In 1999, we weren’t quite the cynics we are today. The ability to separate fact from fiction is quite literally in our pockets now; a search, swipe, scroll away.
But 20 years ago, there was a brief cultural moment in which we teetered on the edge of the internet age, a moment in which two filmmakers were able to create a horror film on a $60,000 budget which would leech into the cult movie canon and go on to rake in $250 million.
The Blair Witch Project asked us to suspend our disbelief and buy into a supernatural storyline in which a trio of documentary makers ventured into the woods near Burkittsville in the US state of Maryland to investigate a local legend. It’s their footage, found a year after they vanish, that we’re told we’re watching.
The shaky hand-held camera work. The heavy, tearful breaths of the panicked group. The haunting sounds echoing through the trees. Now iconic (and heavily parodied) movie-making moments that pioneered the found-footage genre.
But it’s not just the movie itself that meant countless viewers were prepared to believe what they saw. It’s the legend that masterminds Eduardo Sánchez and Daniel Myrick created behind it.
The same year The Blair Witch Project premiered, a program aired on US paid-TV network, The SciFi Channel, called Curse of The Blair Witch. It featured interviews, news bulletins, media clippings, to tell the story of deaths and disappearances around the town of Blair since the 18th Century. Residents, the program showed, blamed the mysteries on the ghost of Elly Kedward, a local woman accused of practising witchcraft and sentenced to death by exposure in the 1780s.

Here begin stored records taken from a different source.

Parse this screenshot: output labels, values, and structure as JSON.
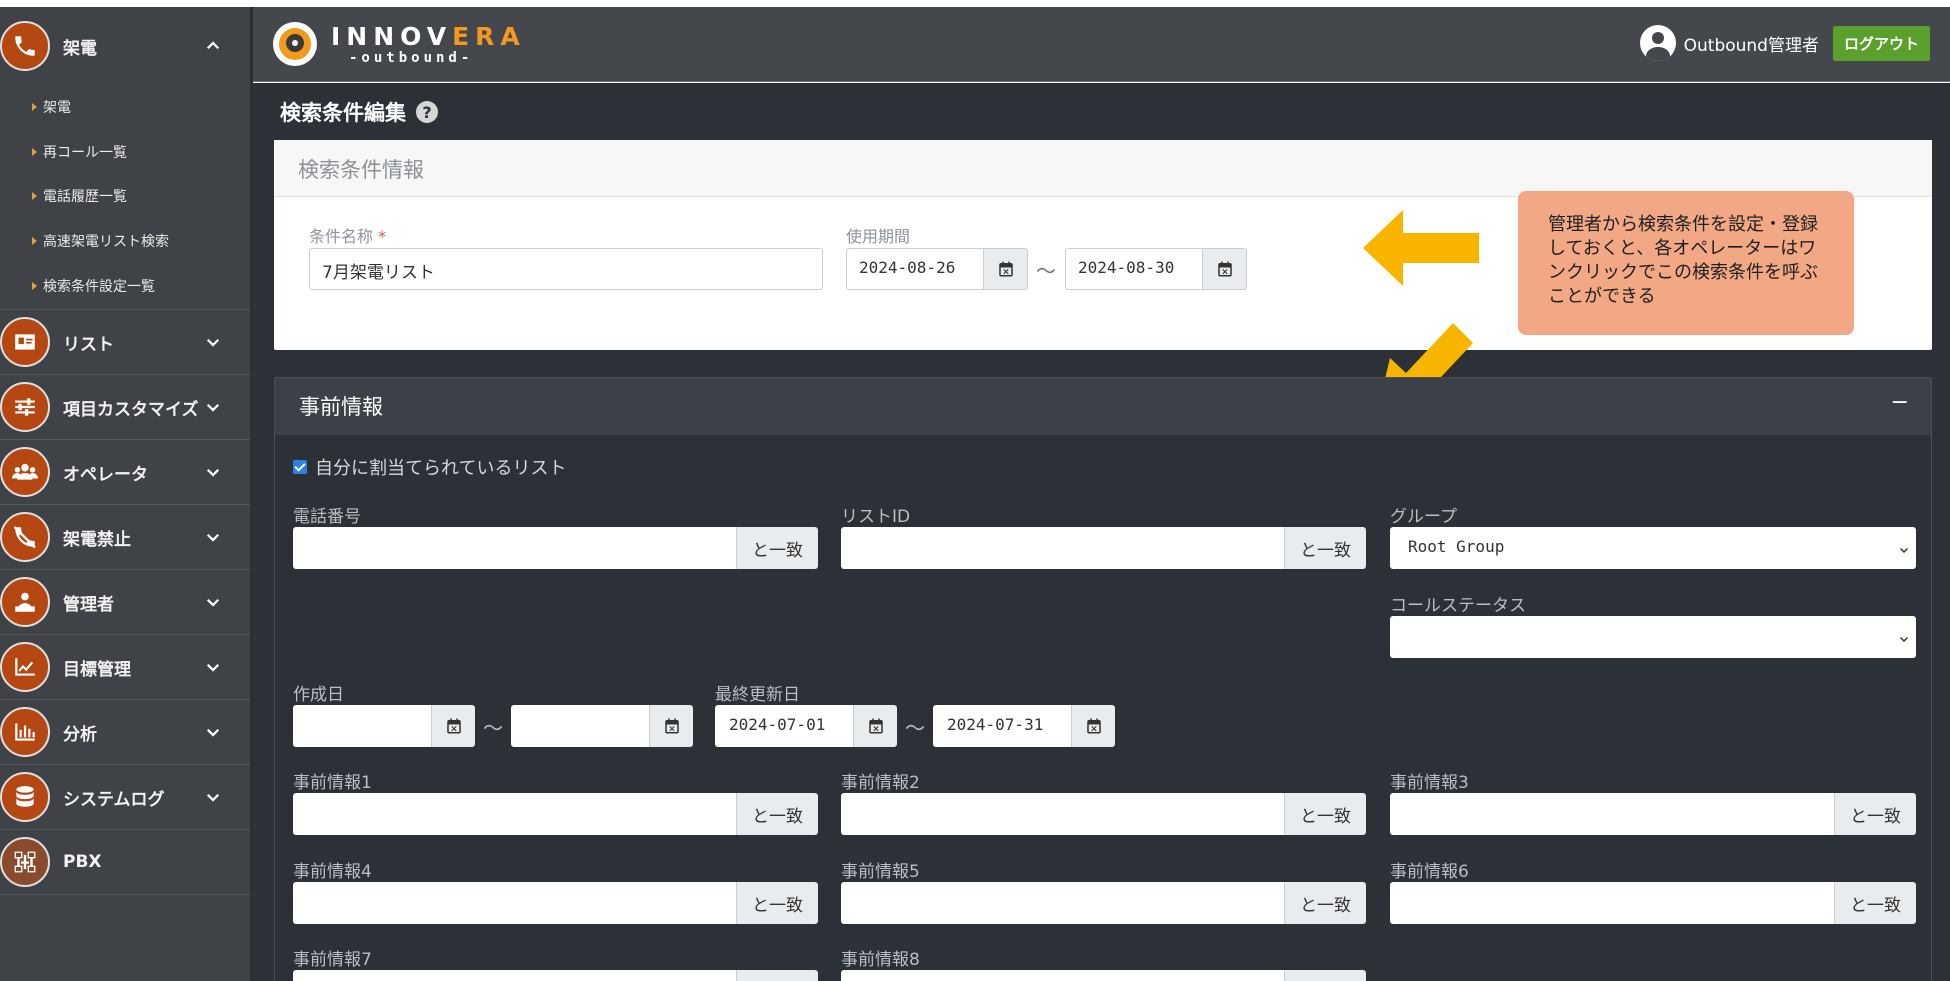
{
  "sidebar": {
    "groups": [
      {
        "label": "架電",
        "icon": "phone-icon",
        "expanded": true,
        "items": [
          {
            "label": "架電"
          },
          {
            "label": "再コール一覧"
          },
          {
            "label": "電話履歴一覧"
          },
          {
            "label": "高速架電リスト検索"
          },
          {
            "label": "検索条件設定一覧"
          }
        ]
      },
      {
        "label": "リスト",
        "icon": "contact-card-icon"
      },
      {
        "label": "項目カスタマイズ",
        "icon": "sliders-icon"
      },
      {
        "label": "オペレータ",
        "icon": "users-icon"
      },
      {
        "label": "架電禁止",
        "icon": "phone-slash-icon"
      },
      {
        "label": "管理者",
        "icon": "admin-icon"
      },
      {
        "label": "目標管理",
        "icon": "line-chart-icon"
      },
      {
        "label": "分析",
        "icon": "bar-chart-icon"
      },
      {
        "label": "システムログ",
        "icon": "database-icon"
      },
      {
        "label": "PBX",
        "icon": "network-icon"
      }
    ]
  },
  "header": {
    "logo_main_a": "INNOV",
    "logo_main_b": "ERA",
    "logo_sub": "-outbound-",
    "user_name": "Outbound管理者",
    "logout_label": "ログアウト"
  },
  "page": {
    "title": "検索条件編集",
    "help": "?"
  },
  "condition_card": {
    "title": "検索条件情報",
    "name_label": "条件名称",
    "required_mark": "*",
    "name_value": "7月架電リスト",
    "period_label": "使用期間",
    "period_from": "2024-08-26",
    "period_to": "2024-08-30",
    "tilde": "〜"
  },
  "callout": {
    "text": "管理者から検索条件を設定・登録しておくと、各オペレーターはワンクリックでこの検索条件を呼ぶことができる"
  },
  "pre_info_card": {
    "title": "事前情報",
    "collapse": "−",
    "assigned_checkbox": "自分に割当てられているリスト",
    "phone_label": "電話番号",
    "list_id_label": "リストID",
    "group_label": "グループ",
    "group_value": "Root Group",
    "call_status_label": "コールステータス",
    "call_status_value": "",
    "created_label": "作成日",
    "created_from": "",
    "created_to": "",
    "updated_label": "最終更新日",
    "updated_from": "2024-07-01",
    "updated_to": "2024-07-31",
    "match_label": "と一致",
    "tilde": "〜",
    "info_labels": [
      "事前情報1",
      "事前情報2",
      "事前情報3",
      "事前情報4",
      "事前情報5",
      "事前情報6",
      "事前情報7",
      "事前情報8"
    ]
  },
  "colors": {
    "accent_orange": "#b54712",
    "logout_green": "#5aa02c",
    "callout_bg": "#f2a884",
    "arrow_yellow": "#f7b500"
  }
}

But Blair doesn’t exist, nor do the missing people. It was all fabricated; a PR masterpiece designed to lay the foundation for the feature film.
It’s not real… right?
The Blair Witch Project brought the mystery mainstream, leaving audiences unnerved and perplexed by the “it’s not real… right?” premise. In a strange way, the fact that audiences were never shown the witch seemed to give them more permission to buy into the narrative.